The Chinese case only further intensifies the permeable nature of lyrical discourse, forcing us to reengage with the dominant role of revolution and enlightenment in shaping Chinese—and global—modernity. Wang's remarkable survey reestablishes Chinese lyricism's deep roots in its own native traditions, along with Western influences, and realizes the relevance of such a lyrical calling of the past century to our time.
This third edition brings the picture fully up to date, representing the latest developments in aircraft products and best practice in airline fleet planning techniques. It features a new section that addresses the passenger experience and, for the first time, includes regional jet manufacturers who are now extending their product families into the 100-plus seating category. Overall, the third edition looks at a broader selection of analytical approaches than previously and considers how fleet planning for cost-leader airlines differs from that of network carriers. Buying the Big Jets is an industry-specific example of strategic planning and is therefore a vital text for students engaged in graduate or post-graduate studies either in aeronautics or business administration.

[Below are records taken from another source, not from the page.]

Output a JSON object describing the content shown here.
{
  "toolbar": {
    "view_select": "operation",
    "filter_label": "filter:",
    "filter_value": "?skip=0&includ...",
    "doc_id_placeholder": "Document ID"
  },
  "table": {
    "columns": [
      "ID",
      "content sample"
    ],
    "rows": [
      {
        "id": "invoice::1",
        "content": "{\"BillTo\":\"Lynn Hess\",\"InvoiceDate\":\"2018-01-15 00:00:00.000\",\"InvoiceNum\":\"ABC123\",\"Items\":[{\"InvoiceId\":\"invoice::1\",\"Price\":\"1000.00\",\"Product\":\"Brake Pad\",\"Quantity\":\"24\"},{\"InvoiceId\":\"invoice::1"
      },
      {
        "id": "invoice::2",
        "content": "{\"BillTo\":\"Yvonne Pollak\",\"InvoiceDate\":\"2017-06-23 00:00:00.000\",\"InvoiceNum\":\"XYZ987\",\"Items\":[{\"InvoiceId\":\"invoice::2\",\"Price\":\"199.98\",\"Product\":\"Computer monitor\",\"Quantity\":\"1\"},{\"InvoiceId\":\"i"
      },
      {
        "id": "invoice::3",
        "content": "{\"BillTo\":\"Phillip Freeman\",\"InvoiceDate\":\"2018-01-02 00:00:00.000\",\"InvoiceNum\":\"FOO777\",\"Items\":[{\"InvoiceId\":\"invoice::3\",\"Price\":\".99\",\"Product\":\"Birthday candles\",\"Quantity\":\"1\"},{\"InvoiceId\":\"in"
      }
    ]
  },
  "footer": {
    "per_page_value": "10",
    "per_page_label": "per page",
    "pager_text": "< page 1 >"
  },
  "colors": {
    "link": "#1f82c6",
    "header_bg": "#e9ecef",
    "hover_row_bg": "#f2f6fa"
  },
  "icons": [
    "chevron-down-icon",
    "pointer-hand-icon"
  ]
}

The book is essential reading for airline planners with fleet planning responsibility, consultancy groups, analysts studying aircraft performance and economics, airline operational personnel, students of air transport, leasing companies, aircraft value appraisers, and all who manage commercial aircraft acquisition programmes and provide strategic advice to decision-makers. It is also a valuable tool for the banking community where insights into aircraft acquisition decisions are vital.